Tift County parents may notice their children are putting more time and effort into washing their hands. The newly-adopted improved hand-washing techniques are thanks to University of Georgia Extension and the “birthday song.”
Last school year more than 1,700 first and second grade students participated in hand-washing seminars led by Roxie Price, a Tift County Family and Consumer Sciences Extension agent. She uses the guidelines from the Centers for Disease Control and Prevention to teach the classes and has high hopes for how the seminars will impact the schools.
“The kids don’t miss as many days of school; therefore, their learning is not getting impaired,” Price said.
She says the seminars benefit the schools and parents financially, too. Children are less likely to become sick, therefore, not requiring medicines and parents don’t have to miss work because their child is ill.
Each seminar begins with a test of the children’s confidence in their current hand washing routines. The children are asked to rub on white lotion and place their hands under a black light. The glowing lotion is referred to as “germs,” which makes the children eager to wash their hands.

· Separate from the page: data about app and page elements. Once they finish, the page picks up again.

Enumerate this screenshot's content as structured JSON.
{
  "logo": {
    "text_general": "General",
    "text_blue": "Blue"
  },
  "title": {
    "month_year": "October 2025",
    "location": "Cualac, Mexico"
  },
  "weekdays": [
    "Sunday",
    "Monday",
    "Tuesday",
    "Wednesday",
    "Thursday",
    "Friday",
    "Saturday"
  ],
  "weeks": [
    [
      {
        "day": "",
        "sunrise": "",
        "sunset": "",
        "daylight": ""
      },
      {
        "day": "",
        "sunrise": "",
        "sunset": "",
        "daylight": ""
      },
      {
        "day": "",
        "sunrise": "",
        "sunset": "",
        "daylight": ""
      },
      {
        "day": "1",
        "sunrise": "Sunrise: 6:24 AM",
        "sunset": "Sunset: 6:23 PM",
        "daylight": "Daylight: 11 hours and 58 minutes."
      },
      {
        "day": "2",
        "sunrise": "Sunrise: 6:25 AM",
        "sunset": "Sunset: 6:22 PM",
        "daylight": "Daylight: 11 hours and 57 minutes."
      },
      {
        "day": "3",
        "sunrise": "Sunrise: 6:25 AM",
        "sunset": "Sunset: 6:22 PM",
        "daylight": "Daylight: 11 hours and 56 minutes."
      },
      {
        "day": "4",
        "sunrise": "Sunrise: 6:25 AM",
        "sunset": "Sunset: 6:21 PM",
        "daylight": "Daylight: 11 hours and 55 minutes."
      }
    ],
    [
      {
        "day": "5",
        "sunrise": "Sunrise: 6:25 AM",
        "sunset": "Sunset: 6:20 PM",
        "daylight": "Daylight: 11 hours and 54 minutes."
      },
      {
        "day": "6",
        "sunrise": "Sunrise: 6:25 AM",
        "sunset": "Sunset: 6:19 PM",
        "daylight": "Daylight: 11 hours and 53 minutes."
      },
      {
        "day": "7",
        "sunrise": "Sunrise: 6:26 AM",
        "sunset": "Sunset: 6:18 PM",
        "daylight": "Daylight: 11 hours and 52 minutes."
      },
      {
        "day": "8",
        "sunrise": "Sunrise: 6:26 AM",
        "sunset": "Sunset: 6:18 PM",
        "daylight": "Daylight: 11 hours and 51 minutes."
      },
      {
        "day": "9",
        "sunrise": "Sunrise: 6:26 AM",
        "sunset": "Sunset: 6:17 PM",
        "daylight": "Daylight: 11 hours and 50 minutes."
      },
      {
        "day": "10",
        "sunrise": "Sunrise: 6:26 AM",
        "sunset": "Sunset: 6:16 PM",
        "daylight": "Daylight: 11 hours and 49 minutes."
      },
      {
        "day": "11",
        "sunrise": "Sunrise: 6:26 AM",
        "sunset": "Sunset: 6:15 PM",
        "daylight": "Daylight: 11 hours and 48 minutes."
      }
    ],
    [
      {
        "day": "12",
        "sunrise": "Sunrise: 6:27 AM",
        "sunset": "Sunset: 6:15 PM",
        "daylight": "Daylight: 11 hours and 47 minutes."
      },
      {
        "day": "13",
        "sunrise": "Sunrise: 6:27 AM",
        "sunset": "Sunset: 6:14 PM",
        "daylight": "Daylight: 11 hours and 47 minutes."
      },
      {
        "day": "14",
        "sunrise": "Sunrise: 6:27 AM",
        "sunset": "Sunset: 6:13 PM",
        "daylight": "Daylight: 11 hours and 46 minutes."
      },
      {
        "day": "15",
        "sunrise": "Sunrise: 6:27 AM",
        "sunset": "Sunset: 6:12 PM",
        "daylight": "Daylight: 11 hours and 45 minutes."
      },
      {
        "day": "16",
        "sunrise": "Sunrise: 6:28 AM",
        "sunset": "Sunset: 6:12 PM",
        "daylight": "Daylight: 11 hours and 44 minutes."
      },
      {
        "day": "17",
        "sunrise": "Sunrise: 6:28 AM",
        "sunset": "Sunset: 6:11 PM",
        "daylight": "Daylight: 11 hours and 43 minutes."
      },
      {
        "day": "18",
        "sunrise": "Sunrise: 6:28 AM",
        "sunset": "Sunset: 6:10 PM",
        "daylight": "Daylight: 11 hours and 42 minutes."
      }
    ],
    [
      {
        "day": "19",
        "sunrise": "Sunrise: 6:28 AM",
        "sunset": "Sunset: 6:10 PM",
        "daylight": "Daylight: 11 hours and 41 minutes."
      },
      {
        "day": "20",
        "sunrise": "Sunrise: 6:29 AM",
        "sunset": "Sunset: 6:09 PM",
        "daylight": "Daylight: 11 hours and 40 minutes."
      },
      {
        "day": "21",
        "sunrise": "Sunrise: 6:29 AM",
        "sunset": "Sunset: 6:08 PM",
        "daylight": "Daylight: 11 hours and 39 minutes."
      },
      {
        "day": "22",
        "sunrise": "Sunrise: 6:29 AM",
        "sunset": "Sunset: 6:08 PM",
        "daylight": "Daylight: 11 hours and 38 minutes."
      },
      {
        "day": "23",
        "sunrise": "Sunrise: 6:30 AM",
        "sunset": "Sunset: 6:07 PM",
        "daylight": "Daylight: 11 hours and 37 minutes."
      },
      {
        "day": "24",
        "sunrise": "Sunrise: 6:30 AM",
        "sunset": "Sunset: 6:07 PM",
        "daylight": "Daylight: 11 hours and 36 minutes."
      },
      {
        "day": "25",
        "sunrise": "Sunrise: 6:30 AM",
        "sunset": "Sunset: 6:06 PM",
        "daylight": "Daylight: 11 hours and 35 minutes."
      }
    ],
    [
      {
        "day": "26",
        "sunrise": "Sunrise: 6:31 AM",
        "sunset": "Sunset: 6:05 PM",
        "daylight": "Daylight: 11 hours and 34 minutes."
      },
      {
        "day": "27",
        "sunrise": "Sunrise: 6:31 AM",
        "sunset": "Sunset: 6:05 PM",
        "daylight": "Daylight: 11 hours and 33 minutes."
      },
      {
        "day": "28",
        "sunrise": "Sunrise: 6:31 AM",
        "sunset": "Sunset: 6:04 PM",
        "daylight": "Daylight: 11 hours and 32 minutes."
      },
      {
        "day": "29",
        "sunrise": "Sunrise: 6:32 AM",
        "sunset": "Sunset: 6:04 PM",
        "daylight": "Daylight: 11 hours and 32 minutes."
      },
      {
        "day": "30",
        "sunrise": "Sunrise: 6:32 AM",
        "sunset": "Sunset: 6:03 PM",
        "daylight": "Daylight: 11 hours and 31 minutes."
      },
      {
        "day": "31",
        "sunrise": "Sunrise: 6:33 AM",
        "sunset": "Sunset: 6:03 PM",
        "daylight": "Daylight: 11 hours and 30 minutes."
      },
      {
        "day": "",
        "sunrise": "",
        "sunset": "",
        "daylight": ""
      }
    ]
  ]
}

When the children return from washing their hands, they place their hands under the black light again to see if any “germs” remain. “It’s a really neat technique to show where you may be missing when you’re scrubbing your hands,” Price said.
Children do not seem to lose interest once the seminar is over, either. They continue to remind each other of the proper procedure throughout the school year in what Price refers to as a “group mentality.”
So what is this effective hand washing procedure?
According to the CDC, you should: wet hands, run clean, warm water over hands, apply soap, lather hands by rubbing them together and in between fingers, scrub hands for at least 20 seconds and rinse and dry with a disposable towel.
Many people make the mistake of assuming the entire process should take 20 seconds. The CDC guidelines state the scrubbing process alone should take 20 seconds. This is where the “Happy Birthday” song comes into play. Singing the song helps children who find counting to 20 boring.
The seminars also inform children of where they are likely to obtain germs, such as when they play with each other’s hair, run their hands down the walls of the hallways and eat with their hands.
“They are constantly touching the world around them,” said Jana Cromer, a teacher at Len Lastinger Primary School. “I think it’s important to make them aware of germs and how easily germs can be spread.”
Price currently teaches her hand-washing seminars to only first graders.
Parents may also find their children are turning down sugary beverages.
Price has just begun a separate seminar to teach second graders about hidden sugars that may be going into their bodies. For example, children are shown a glass of soda or tea followed by the equivalent amount of vacuum packed sugar.
The mass of bare sugar is even enough to make an eight-year-old cringe at what they may be eating or drinking.
Cromer has already noted a spark of nutritional interest amongst her second grade students during snack time. “Several of the children were asking to read the backs of the boxes to see what the sugar content was,” she said.
Price hopes the seminars will make a difference in the current epidemic of childhood obesity. “Just by letting them know where they may be getting some of these extra calories and sugars, the impact is huge,” Price said.